DATA EXTRACT>

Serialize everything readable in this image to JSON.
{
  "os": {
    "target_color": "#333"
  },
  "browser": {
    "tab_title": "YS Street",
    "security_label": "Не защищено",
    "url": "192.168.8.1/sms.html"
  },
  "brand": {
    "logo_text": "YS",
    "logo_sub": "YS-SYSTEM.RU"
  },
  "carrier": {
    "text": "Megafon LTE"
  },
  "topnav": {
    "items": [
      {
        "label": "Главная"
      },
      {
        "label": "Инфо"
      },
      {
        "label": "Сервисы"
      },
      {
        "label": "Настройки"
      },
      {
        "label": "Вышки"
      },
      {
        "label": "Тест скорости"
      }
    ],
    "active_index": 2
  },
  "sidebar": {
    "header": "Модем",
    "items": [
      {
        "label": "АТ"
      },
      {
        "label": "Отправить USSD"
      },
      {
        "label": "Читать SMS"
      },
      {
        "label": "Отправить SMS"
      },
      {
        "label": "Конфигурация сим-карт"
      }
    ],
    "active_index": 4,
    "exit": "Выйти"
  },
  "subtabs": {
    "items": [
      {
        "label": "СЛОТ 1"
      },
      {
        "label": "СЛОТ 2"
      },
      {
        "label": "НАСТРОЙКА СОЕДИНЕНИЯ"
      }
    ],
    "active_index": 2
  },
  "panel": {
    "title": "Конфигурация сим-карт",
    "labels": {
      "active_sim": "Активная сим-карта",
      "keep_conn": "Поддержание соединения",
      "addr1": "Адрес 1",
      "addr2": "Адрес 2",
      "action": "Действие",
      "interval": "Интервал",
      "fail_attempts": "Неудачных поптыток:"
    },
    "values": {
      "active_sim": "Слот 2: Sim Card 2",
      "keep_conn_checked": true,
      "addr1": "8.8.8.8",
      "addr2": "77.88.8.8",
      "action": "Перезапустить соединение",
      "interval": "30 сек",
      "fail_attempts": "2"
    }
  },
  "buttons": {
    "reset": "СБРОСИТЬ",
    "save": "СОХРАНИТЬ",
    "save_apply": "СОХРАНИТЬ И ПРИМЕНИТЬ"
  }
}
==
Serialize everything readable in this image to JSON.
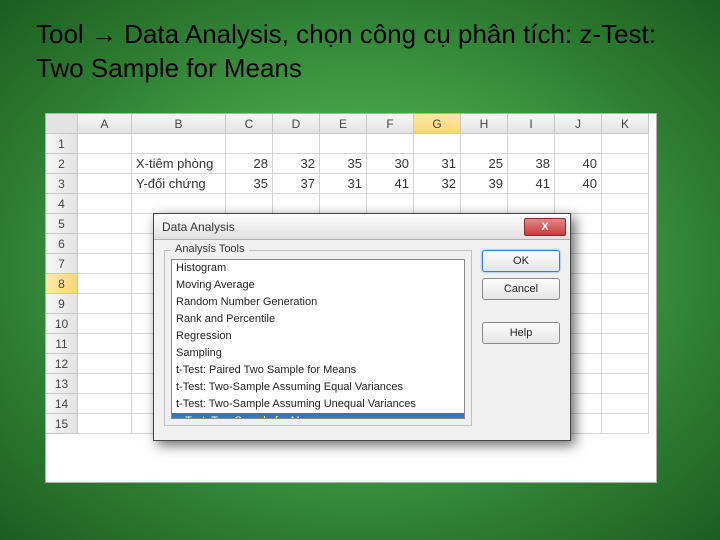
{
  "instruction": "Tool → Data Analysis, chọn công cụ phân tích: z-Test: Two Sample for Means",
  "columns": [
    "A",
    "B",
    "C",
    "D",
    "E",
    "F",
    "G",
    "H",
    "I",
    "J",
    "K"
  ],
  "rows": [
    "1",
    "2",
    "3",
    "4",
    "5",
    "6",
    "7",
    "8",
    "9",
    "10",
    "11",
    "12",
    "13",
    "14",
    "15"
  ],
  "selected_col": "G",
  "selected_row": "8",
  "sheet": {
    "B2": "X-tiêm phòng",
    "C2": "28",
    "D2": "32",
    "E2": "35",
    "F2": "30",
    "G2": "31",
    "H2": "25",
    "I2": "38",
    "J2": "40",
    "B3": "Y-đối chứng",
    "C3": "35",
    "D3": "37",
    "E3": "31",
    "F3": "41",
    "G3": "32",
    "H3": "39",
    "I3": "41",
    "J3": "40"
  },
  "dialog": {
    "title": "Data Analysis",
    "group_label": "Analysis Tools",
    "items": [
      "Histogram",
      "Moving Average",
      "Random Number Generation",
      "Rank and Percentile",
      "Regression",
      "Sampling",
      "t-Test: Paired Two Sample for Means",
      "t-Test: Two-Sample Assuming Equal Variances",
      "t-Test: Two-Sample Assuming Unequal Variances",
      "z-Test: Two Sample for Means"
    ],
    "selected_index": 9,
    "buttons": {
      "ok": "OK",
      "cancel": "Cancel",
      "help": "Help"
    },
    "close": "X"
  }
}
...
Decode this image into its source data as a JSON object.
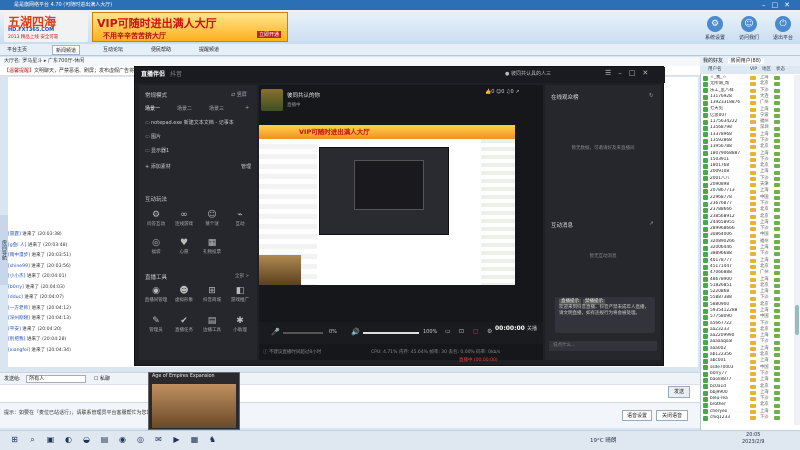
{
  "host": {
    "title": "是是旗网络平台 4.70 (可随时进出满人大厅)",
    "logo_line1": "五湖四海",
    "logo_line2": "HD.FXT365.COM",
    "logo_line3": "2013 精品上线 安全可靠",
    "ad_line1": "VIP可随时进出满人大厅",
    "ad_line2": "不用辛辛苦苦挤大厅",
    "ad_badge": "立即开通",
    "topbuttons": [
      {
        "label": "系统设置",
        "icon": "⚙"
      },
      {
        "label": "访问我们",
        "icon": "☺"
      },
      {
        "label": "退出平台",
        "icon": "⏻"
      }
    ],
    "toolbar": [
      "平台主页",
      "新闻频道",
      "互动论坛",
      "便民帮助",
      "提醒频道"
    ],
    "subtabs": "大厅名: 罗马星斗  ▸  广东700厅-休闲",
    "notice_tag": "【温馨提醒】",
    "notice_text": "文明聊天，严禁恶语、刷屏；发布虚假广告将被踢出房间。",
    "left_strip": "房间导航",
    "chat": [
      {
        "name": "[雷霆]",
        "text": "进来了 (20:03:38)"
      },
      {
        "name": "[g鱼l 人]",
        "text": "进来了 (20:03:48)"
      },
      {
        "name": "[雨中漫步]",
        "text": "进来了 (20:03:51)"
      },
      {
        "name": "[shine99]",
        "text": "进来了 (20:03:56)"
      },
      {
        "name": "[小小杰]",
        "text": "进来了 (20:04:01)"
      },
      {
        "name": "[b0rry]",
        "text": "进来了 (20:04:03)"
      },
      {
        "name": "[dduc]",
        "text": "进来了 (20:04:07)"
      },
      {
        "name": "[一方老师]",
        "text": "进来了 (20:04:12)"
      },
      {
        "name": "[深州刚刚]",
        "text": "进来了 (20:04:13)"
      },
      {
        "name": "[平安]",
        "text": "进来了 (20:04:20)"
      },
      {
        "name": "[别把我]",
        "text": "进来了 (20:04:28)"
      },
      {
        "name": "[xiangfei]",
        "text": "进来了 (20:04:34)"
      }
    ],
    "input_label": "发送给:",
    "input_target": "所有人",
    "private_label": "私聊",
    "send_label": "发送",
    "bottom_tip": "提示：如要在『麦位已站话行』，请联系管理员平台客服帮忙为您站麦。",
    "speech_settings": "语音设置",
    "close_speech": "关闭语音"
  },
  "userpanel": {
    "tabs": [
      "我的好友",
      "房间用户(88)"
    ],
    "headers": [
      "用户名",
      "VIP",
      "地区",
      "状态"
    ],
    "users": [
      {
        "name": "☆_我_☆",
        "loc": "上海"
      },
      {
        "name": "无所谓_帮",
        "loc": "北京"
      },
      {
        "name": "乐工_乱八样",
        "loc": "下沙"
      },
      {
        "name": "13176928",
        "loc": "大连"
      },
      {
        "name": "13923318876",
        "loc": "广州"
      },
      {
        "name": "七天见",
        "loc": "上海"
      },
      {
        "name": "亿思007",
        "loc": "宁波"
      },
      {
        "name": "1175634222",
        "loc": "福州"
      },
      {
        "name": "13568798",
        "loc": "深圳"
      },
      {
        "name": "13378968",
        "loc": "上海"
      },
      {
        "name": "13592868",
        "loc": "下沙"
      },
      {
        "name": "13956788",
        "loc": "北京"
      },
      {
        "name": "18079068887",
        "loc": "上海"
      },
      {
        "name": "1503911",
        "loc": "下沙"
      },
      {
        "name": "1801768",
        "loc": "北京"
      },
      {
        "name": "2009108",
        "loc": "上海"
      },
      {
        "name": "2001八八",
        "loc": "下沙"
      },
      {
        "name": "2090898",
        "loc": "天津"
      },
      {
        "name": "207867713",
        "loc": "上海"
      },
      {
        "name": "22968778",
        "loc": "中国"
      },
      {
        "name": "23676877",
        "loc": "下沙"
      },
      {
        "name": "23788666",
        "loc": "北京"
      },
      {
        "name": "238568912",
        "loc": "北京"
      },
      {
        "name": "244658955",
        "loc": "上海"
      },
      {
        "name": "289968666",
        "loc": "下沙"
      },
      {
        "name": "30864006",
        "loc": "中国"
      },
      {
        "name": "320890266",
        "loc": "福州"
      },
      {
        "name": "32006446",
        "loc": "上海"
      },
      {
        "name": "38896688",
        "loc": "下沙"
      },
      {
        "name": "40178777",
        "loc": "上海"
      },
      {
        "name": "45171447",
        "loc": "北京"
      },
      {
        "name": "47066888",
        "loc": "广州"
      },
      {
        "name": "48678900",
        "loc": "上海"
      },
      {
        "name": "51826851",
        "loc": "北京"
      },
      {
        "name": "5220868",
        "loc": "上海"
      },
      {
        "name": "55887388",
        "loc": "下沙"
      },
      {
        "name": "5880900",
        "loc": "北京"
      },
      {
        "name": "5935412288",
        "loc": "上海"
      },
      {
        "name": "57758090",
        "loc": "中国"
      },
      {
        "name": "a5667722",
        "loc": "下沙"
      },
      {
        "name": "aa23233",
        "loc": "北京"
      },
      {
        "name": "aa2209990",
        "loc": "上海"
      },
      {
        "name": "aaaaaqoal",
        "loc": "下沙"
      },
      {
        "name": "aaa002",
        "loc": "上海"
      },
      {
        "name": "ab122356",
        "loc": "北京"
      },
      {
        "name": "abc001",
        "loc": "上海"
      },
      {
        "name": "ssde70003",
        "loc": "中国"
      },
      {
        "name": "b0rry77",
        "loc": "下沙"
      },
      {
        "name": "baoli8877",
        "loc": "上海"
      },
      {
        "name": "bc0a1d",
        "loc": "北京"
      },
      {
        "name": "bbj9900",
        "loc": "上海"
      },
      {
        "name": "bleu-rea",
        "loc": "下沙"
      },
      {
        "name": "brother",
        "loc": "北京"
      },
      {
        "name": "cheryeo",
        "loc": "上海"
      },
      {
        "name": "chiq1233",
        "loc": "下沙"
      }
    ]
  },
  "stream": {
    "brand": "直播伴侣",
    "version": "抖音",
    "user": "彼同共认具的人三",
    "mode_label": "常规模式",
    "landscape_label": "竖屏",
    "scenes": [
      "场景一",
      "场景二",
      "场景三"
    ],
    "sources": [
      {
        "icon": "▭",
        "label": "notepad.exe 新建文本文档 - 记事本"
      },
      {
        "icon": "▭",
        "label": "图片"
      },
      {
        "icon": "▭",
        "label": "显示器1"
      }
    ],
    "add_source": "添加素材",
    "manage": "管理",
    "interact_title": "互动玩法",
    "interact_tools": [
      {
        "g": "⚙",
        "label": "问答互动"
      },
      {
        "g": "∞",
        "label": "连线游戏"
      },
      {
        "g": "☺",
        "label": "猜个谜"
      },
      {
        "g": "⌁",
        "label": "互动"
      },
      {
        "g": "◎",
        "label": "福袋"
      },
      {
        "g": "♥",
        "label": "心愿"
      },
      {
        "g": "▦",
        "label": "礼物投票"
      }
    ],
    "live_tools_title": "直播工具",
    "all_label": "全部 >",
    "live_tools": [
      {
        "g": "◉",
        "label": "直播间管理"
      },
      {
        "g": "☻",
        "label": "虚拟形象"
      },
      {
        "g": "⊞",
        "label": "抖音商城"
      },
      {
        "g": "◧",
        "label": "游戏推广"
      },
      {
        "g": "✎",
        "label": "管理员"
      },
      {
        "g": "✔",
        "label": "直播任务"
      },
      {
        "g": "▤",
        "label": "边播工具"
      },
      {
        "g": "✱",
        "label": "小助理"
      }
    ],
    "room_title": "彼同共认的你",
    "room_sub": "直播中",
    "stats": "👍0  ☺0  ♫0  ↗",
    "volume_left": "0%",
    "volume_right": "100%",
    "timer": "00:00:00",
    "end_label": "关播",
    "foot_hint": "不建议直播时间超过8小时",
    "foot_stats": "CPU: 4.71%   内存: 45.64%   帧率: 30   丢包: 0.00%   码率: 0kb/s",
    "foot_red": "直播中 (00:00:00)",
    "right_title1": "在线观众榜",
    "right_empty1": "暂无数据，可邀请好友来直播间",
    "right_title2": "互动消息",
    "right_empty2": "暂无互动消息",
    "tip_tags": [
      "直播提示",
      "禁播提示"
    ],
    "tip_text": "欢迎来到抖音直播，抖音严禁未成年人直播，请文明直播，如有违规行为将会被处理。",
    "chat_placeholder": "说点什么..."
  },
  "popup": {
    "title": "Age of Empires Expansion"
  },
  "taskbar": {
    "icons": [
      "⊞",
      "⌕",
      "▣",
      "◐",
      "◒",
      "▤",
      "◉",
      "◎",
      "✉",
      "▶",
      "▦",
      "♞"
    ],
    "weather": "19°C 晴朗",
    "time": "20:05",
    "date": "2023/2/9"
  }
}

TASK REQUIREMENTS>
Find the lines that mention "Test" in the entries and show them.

RESPONSE>
  "instruction": "Tool → Data Analysis, chọn công cụ phân tích: z-Test: Two Sample for Means",
      "t-Test: Paired Two Sample for Means",
      "t-Test: Two-Sample Assuming Equal Variances",
      "t-Test: Two-Sample Assuming Unequal Variances",
      "z-Test: Two Sample for Means"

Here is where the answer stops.